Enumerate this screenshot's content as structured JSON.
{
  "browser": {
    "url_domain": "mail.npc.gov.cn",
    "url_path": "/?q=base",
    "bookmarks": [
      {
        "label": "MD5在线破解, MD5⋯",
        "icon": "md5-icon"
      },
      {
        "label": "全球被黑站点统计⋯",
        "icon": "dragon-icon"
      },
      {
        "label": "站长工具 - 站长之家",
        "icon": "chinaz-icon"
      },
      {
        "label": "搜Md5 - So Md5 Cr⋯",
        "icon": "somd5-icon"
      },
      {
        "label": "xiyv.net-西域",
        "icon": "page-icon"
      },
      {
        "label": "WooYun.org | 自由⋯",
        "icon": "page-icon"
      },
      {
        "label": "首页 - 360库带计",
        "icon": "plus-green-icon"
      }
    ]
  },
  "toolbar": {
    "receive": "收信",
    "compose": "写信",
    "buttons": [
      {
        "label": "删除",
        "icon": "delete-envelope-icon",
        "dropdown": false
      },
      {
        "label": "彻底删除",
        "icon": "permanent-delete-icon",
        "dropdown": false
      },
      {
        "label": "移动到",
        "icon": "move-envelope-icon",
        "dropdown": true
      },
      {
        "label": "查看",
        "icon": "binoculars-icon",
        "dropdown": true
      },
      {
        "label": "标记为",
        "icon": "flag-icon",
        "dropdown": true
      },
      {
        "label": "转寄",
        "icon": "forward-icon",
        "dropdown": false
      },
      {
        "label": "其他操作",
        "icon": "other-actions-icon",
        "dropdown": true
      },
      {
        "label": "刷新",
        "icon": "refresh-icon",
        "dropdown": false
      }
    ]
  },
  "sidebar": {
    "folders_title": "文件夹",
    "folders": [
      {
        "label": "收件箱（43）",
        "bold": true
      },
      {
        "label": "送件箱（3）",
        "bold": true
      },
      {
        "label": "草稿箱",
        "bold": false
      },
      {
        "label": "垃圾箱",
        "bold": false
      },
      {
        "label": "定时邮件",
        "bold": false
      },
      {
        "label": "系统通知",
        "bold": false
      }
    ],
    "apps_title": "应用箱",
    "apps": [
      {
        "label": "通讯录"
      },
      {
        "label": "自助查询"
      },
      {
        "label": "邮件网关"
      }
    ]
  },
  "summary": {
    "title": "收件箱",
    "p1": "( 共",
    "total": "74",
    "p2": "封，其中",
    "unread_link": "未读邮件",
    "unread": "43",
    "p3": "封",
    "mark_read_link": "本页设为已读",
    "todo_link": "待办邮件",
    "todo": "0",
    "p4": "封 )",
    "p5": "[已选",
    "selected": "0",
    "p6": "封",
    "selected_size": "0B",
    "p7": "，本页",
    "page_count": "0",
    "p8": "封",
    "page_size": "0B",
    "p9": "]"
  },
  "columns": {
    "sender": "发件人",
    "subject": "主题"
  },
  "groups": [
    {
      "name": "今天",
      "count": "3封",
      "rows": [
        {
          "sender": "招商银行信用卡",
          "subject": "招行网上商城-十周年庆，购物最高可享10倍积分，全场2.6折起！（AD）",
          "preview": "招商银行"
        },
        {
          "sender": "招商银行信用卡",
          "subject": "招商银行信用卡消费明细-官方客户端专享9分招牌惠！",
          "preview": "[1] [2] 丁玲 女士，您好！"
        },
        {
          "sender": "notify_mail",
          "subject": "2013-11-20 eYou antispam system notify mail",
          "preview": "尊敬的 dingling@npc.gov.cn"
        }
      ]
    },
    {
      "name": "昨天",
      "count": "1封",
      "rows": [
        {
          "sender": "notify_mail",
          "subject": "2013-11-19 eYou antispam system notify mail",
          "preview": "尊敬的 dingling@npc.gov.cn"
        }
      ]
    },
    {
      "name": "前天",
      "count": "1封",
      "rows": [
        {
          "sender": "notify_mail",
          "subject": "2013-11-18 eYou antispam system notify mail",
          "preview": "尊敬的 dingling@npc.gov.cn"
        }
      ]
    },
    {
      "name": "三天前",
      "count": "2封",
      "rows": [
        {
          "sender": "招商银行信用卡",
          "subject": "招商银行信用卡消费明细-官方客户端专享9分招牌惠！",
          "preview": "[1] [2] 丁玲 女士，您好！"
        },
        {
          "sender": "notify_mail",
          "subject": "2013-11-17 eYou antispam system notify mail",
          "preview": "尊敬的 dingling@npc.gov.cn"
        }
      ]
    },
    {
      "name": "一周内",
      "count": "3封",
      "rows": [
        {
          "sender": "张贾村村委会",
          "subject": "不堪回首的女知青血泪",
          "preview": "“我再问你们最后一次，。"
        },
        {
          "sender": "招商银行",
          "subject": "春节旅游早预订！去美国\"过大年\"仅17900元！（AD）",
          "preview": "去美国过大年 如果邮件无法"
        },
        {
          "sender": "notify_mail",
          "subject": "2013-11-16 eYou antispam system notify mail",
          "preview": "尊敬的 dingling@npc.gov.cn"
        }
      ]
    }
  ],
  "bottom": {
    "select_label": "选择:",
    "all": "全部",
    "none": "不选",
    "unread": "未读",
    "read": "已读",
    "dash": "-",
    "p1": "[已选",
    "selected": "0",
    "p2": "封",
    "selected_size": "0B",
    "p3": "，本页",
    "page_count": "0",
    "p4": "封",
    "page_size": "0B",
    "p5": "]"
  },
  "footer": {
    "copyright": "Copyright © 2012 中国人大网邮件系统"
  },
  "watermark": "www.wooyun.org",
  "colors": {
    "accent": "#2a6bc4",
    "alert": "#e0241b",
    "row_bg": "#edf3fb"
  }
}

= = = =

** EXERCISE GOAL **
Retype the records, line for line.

** OUTPUT FOR THIS TASK **
Enumerate this screenshot's content as structured JSON.
{
  "browser": {
    "url_domain": "mail.npc.gov.cn",
    "url_path": "/?q=base",
    "bookmarks": [
      {
        "label": "MD5在线破解, MD5⋯",
        "icon": "md5-icon"
      },
      {
        "label": "全球被黑站点统计⋯",
        "icon": "dragon-icon"
      },
      {
        "label": "站长工具 - 站长之家",
        "icon": "chinaz-icon"
      },
      {
        "label": "搜Md5 - So Md5 Cr⋯",
        "icon": "somd5-icon"
      },
      {
        "label": "xiyv.net-西域",
        "icon": "page-icon"
      },
      {
        "label": "WooYun.org | 自由⋯",
        "icon": "page-icon"
      },
      {
        "label": "首页 - 360库带计",
        "icon": "plus-green-icon"
      }
    ]
  },
  "toolbar": {
    "receive": "收信",
    "compose": "写信",
    "buttons": [
      {
        "label": "删除",
        "icon": "delete-envelope-icon",
        "dropdown": false
      },
      {
        "label": "彻底删除",
        "icon": "permanent-delete-icon",
        "dropdown": false
      },
      {
        "label": "移动到",
        "icon": "move-envelope-icon",
        "dropdown": true
      },
      {
        "label": "查看",
        "icon": "binoculars-icon",
        "dropdown": true
      },
      {
        "label": "标记为",
        "icon": "flag-icon",
        "dropdown": true
      },
      {
        "label": "转寄",
        "icon": "forward-icon",
        "dropdown": false
      },
      {
        "label": "其他操作",
        "icon": "other-actions-icon",
        "dropdown": true
      },
      {
        "label": "刷新",
        "icon": "refresh-icon",
        "dropdown": false
      }
    ]
  },
  "sidebar": {
    "folders_title": "文件夹",
    "folders": [
      {
        "label": "收件箱（43）",
        "bold": true
      },
      {
        "label": "送件箱（3）",
        "bold": true
      },
      {
        "label": "草稿箱",
        "bold": false
      },
      {
        "label": "垃圾箱",
        "bold": false
      },
      {
        "label": "定时邮件",
        "bold": false
      },
      {
        "label": "系统通知",
        "bold": false
      }
    ],
    "apps_title": "应用箱",
    "apps": [
      {
        "label": "通讯录"
      },
      {
        "label": "自助查询"
      },
      {
        "label": "邮件网关"
      }
    ]
  },
  "summary": {
    "title": "收件箱",
    "p1": "( 共",
    "total": "74",
    "p2": "封，其中",
    "unread_link": "未读邮件",
    "unread": "43",
    "p3": "封",
    "mark_read_link": "本页设为已读",
    "todo_link": "待办邮件",
    "todo": "0",
    "p4": "封 )",
    "p5": "[已选",
    "selected": "0",
    "p6": "封",
    "selected_size": "0B",
    "p7": "，本页",
    "page_count": "0",
    "p8": "封",
    "page_size": "0B",
    "p9": "]"
  },
  "columns": {
    "sender": "发件人",
    "subject": "主题"
  },
  "groups": [
    {
      "name": "今天",
      "count": "3封",
      "rows": [
        {
          "sender": "招商银行信用卡",
          "subject": "招行网上商城-十周年庆，购物最高可享10倍积分，全场2.6折起！（AD）",
          "preview": "招商银行"
        },
        {
          "sender": "招商银行信用卡",
          "subject": "招商银行信用卡消费明细-官方客户端专享9分招牌惠！",
          "preview": "[1] [2] 丁玲 女士，您好！"
        },
        {
          "sender": "notify_mail",
          "subject": "2013-11-20 eYou antispam system notify mail",
          "preview": "尊敬的 dingling@npc.gov.cn"
        }
      ]
    },
    {
      "name": "昨天",
      "count": "1封",
      "rows": [
        {
          "sender": "notify_mail",
          "subject": "2013-11-19 eYou antispam system notify mail",
          "preview": "尊敬的 dingling@npc.gov.cn"
        }
      ]
    },
    {
      "name": "前天",
      "count": "1封",
      "rows": [
        {
          "sender": "notify_mail",
          "subject": "2013-11-18 eYou antispam system notify mail",
          "preview": "尊敬的 dingling@npc.gov.cn"
        }
      ]
    },
    {
      "name": "三天前",
      "count": "2封",
      "rows": [
        {
          "sender": "招商银行信用卡",
          "subject": "招商银行信用卡消费明细-官方客户端专享9分招牌惠！",
          "preview": "[1] [2] 丁玲 女士，您好！"
        },
        {
          "sender": "notify_mail",
          "subject": "2013-11-17 eYou antispam system notify mail",
          "preview": "尊敬的 dingling@npc.gov.cn"
        }
      ]
    },
    {
      "name": "一周内",
      "count": "3封",
      "rows": [
        {
          "sender": "张贾村村委会",
          "subject": "不堪回首的女知青血泪",
          "preview": "“我再问你们最后一次，。"
        },
        {
          "sender": "招商银行",
          "subject": "春节旅游早预订！去美国\"过大年\"仅17900元！（AD）",
          "preview": "去美国过大年 如果邮件无法"
        },
        {
          "sender": "notify_mail",
          "subject": "2013-11-16 eYou antispam system notify mail",
          "preview": "尊敬的 dingling@npc.gov.cn"
        }
      ]
    }
  ],
  "bottom": {
    "select_label": "选择:",
    "all": "全部",
    "none": "不选",
    "unread": "未读",
    "read": "已读",
    "dash": "-",
    "p1": "[已选",
    "selected": "0",
    "p2": "封",
    "selected_size": "0B",
    "p3": "，本页",
    "page_count": "0",
    "p4": "封",
    "page_size": "0B",
    "p5": "]"
  },
  "footer": {
    "copyright": "Copyright © 2012 中国人大网邮件系统"
  },
  "watermark": "www.wooyun.org",
  "colors": {
    "accent": "#2a6bc4",
    "alert": "#e0241b",
    "row_bg": "#edf3fb"
  }
}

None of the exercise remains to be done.